By Kenzie Love
When it comes to the first co-op principle, voluntary and open membership, the International Co-op Association’s Statement of Co-operative Identity is quite succinct: “Co-operatives are voluntary organisations, open to all persons able to use their services and willing to accept the responsibilities of membership, without gender, social, racial, political or religious discrimination.”
This might seem straightforward on the surface, but dig a little deeper and several questions arise. Does the fact a co-op is open to all people willing to accept the responsibilities of membership mean it should be limited to members? What should the responsibilities of membership be? And how can a co-op ensure that its membership policies aren’t just non-discriminatory but actively in favour of diversity, equity, and inclusion?
These questions, moreover, are likely to be especially significant in a worker co-op. Reba Plummer of Toronto’s Urbane Cyclist, notes that while the co-op strives to adhere to this principle, it also needs to employ the right people.
“We want it to be open and voluntary,” she says, “but it’s not quite the same as a consumer co-op where you’re shopping there to be a member, because we have to work together.”
While a worker co-op demands more of members than, for instance, a consumer co-op, it also asks for more from them than the typical workplace. For Emma Maganja of London Brewing, this means stressing to all prospective hires that working for them won’t be like the average position in the service industry, where employment is often short-term and precarious.
“It certainly offers a little more investment and we always refer to it as buy in,” she says, “I think that the most important part is everybody, member or not, we do ask for everybody’s opinion and we all sort of work together on big changes.”
But the idea of allowing non-members of a worker co-op to participate in this way isn’t without its critics, such as John McNamara, Senior Cooperative Development Specialist at the Northwest Cooperative Development Center. He believes worker co-ops should follow what he calls the “closed shop” policy, whereby only members are allowed to work for the co-op. Doing otherwise, he argues, allows people to reap the benefits of membership without sharing in the obligations.
“They’re getting the benefits of membership in their job,” he says. “Even if there’s a pay differential there’s still a different focus on safe and humane working conditions, on worker participation, and these are all benefits that come from the co-op. And so, I think in that sense, people who are working in a worker co-op and aren’t members are kind of free-riding.”
McNamara acknowledges that the “voluntary” part of the first principle may be cited as a reason for maintaining what he calls an “open shop”, which allows non-member workers to participate in the co-op’s operations. But this then raises the question, he writes in an article on this topic, as to why workers wouldn’t want to become members.
“If we simply say, well, these workers don’t want to join! Then we must also ask, why don’t they want to join?” he writes. “What is creating the barrier? Is it a gender gap, a racial divide, a class division?”
Maganja acknowledges that barriers to membership do exist in the worker co-op sector, and that these are something worker co-op members need to factor into every step of their hiring process, from casting the widest net possible for job applicants to allowing membership fees to be paid in installments. The worker co-op movement is ahead of the typical workplace, she believes, in ensuring that membership is truly open to all, but there’s still work to be done.
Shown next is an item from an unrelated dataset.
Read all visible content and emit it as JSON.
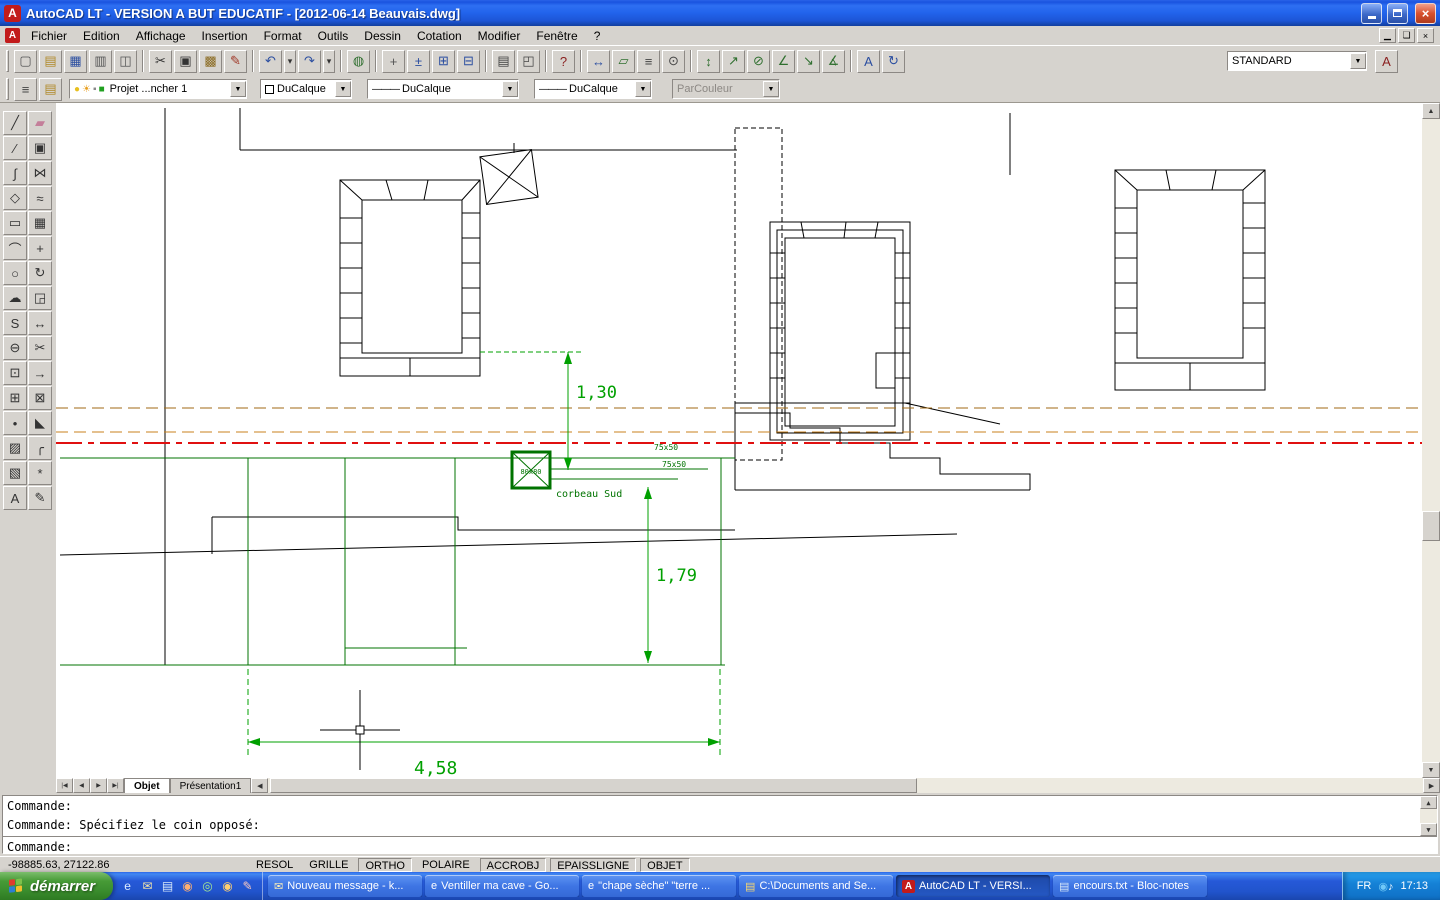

“I think it really needs to be a core value of everybody’s organization and it really comes down to just making an effort and being aware of the biases that exist or the opinions the founders hold,” she says. “Everybody has a different experience, so I think it’s important for everybody, as owners especially, to take a step back and look at what your values are and sort of act accordingly. But I think worker co-operatives especially attract the kind of people who are going to be thoughtful about those things.”